(DATA TO USE):

>>>

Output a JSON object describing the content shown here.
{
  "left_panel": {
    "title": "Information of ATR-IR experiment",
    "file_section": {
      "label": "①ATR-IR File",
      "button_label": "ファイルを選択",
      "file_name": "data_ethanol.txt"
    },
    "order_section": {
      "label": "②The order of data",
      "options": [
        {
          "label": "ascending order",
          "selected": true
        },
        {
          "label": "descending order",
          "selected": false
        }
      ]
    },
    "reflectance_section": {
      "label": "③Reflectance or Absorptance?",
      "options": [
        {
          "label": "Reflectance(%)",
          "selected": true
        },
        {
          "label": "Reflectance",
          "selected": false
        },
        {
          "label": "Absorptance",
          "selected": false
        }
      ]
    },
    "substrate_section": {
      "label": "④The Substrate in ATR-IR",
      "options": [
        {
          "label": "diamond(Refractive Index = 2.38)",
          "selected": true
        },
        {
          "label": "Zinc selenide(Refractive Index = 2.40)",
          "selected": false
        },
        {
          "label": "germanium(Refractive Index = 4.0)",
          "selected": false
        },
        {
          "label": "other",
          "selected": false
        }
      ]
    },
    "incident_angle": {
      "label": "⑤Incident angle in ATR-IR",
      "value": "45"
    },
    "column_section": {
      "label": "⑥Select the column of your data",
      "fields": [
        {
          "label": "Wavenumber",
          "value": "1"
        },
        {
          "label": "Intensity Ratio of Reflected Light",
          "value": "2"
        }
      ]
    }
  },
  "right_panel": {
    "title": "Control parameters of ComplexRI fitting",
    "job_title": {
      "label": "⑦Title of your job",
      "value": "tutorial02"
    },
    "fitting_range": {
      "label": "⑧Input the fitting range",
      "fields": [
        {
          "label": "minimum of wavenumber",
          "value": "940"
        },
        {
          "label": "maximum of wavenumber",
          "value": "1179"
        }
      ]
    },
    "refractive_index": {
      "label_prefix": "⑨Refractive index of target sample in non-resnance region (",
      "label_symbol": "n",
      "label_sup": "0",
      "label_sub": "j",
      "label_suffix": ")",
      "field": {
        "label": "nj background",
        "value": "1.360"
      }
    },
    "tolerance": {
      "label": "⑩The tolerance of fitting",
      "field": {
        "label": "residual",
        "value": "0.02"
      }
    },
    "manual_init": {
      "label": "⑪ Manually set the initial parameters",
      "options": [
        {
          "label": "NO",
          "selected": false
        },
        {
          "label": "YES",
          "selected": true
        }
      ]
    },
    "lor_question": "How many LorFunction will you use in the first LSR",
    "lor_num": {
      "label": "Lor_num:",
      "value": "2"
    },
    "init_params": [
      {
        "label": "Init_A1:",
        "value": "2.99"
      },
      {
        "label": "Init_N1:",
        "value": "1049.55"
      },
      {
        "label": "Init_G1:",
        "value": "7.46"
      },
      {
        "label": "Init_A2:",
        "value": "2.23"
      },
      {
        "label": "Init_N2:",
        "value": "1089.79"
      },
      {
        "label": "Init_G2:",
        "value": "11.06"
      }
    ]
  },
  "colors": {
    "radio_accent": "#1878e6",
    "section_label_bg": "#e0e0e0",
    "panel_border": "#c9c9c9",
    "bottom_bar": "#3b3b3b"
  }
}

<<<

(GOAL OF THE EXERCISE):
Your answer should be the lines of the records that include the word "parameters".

(SOLUTION BELOW):
    "title": "Control parameters of ComplexRI fitting",
      "label": "⑪ Manually set the initial parameters",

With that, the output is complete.